Yes…singleness is an art which, as it turns out, can be very sexy.  You have the power to be magnetic in all areas of your life, from your appearance to your personality all by focusing on, and developing the one person that you can actually control…YOU. 

Interested?  Fabulous…keep reading.

 

The Purpose of Singleness

Being alone affords you a powerful opportunity to learn all about yourself without the liability of another person along for the ride.  What do you like?  What are your pet peeves?  What are your strengths?  How about your weaknesses?  If you don’t know the answers to these questions, how can someone else truly get to know you on an intimate level?  When I say intimate, I’m not talking about sexually.  Rather, it’s about going beyond the surface of who you are.  You should have layers that make up the “whole you.”  Layers make you interesting, and those layers should reveal different aspects of who you are as a whole person.  These parts should intrigue and affect people every time they discover a new layer.  Ever peel back the layers of an onion without being affected? 

 

Alone, Not Lonely

There is a difference between being alone and being lonely.   Loneliness is a negative emotion experienced as a result of a perceived void.  It’s an emotional flag that something or someone is missing.  Sometimes, this is a natural response when you lose family members, employment, or anything else of great value.  In essence, it’s a phase of the grieving process. 

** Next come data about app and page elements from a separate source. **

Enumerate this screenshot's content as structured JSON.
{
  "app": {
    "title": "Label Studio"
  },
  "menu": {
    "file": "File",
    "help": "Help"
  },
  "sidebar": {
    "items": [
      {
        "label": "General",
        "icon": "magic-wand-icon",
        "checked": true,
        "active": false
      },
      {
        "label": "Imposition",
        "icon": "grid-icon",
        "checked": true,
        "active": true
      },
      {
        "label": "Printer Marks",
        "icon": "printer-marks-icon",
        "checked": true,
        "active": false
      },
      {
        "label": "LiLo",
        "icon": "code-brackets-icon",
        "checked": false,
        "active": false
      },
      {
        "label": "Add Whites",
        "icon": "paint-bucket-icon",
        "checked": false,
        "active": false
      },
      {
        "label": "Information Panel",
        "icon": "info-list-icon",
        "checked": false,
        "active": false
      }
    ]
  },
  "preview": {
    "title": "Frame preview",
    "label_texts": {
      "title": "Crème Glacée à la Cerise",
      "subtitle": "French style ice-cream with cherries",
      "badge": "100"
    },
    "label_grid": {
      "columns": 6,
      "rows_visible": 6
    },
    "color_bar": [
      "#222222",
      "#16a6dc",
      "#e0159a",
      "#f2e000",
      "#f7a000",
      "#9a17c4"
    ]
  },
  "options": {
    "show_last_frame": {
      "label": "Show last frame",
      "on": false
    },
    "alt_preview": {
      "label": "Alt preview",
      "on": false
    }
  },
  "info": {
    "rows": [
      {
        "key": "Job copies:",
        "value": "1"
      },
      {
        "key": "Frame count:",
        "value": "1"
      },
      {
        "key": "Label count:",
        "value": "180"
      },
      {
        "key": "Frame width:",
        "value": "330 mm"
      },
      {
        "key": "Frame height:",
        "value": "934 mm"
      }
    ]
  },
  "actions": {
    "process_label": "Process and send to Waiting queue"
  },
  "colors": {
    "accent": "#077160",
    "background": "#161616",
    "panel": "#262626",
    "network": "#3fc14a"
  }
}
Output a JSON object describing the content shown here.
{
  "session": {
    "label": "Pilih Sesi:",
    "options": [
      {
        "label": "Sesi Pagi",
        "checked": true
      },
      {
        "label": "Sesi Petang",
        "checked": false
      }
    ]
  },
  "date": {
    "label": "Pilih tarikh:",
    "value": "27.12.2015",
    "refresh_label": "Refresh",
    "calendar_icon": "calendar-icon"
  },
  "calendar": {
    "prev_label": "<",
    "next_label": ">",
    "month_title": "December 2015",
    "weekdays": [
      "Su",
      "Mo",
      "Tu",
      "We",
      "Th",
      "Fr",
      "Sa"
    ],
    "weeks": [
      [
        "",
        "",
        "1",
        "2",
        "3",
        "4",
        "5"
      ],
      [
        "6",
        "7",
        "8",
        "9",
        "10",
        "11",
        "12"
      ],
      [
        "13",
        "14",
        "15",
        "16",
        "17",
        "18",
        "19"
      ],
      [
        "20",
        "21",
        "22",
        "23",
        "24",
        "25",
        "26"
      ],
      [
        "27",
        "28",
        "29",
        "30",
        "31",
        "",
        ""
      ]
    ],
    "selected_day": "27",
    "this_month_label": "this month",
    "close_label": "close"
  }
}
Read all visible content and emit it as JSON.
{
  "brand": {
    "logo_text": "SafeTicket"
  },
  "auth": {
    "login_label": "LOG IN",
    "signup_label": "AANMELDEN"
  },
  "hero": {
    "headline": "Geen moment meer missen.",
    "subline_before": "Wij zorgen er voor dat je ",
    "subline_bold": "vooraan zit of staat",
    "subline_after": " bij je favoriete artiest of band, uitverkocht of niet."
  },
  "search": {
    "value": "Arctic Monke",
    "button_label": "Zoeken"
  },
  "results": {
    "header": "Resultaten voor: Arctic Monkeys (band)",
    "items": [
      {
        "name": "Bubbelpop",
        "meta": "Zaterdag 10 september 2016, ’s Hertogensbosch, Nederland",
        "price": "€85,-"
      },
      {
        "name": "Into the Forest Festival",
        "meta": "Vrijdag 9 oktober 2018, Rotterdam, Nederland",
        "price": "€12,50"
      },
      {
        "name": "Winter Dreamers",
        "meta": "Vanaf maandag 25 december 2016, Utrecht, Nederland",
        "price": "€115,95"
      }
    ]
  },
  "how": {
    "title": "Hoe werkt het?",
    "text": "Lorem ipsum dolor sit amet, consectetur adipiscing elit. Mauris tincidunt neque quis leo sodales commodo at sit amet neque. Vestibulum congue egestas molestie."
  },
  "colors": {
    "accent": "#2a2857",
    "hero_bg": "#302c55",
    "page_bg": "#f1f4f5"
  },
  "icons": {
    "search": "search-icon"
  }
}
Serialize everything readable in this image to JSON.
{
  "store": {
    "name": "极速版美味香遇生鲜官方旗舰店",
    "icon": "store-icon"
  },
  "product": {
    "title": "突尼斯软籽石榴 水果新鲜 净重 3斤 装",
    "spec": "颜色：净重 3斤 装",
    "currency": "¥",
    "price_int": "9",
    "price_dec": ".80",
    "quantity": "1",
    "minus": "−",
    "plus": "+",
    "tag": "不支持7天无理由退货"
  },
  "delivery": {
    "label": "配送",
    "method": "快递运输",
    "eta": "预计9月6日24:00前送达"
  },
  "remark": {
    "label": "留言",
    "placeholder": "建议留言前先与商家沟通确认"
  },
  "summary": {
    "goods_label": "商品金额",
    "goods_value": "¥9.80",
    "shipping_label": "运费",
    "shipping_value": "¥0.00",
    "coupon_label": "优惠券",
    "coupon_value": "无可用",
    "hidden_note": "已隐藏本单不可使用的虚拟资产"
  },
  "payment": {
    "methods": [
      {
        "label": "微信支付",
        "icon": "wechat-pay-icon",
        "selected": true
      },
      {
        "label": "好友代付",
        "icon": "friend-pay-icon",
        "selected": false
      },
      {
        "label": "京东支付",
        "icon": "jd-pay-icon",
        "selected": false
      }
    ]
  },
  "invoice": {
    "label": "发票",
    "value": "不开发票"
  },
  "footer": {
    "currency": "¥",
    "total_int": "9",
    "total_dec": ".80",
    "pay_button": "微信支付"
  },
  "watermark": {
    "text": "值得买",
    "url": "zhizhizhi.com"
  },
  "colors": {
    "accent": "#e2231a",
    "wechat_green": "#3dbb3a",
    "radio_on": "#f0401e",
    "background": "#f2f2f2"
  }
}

Loneliness is different.  According to the Online Etymology Dictionary, the word “alone” actually originates from two words: “all one.”  It simply means “all in one” or “unaccompanied.”  Think about it this way, when you’ve mastered being alone, you become self-sufficient, and everyone that God brings into your life will benefit from the wholeness that you bring to the table.  You have everything that you need already within you.  Spend your singleness developing yourself.  Just because you’re alone right now doesn’t mean you have to be lonely.  Get out and get involved in new activities as an exercise in self-discovery.  Take on new responsibilities and learn new hobbies.  Responsibility increases your attractiveness immensely.  Who knows, you may even bump right into your future mate while you’re out there living life and having fun doing so.

 

Adam, The Garden of Eden, and Aloneness

Food for thought: 

God initially created Adam alone.  Adam never asked God for a wife.  It was God’s idea to bless him with Eve, a mate suitable for him (Genesis 2).  Before Eve came along, Adam was just hanging out in Eden (which, by the way, means “delight”) doing a little farming, naming the animals, and just delighting in his work, when all of a sudden…BAMThere was Eve.  Aren’t you happy that God knows what we need even before we do.  I believe when we spend our singleness discovering and delighting in those things that we are passionate about, it brings life to us and others who are around us.  That’s why I love going to concerts and experiencing the arts.  There’s nothing like observing people in their element who are passionate about their art. 

Your Garden of Eden is within you when you learn how to delight in being yourself.   

 

Love Thyself

Just to clarify, in no way am I saying that if you are single now, you should spend the rest of your life alone.  That’s totally unrealistic.  On a certain level, interaction with others is vital for you to learn certain facets about yourself.  I believe that it’s the plan of God for you to ultimately share your life with that special someone if you desire to be married.  The greatest expression of love, is to love yourself enough to allow God’s love to flow through you to others.   

Remember:

“The secret of attraction is to love yourself.  Attractive people judge neither themselves or others.  They are open to gestures of love.  They think about love, and express their love in every action.”–Deepak Chopra

Let’s talk.  In the comments section, list some interesting things that you have recently learned about yourself.  What were you doing when you discovered those new things?  How has it affected you?  Looking forward to hearing from you…and as always, thank you for visiting Wisdom’s Quill.

BE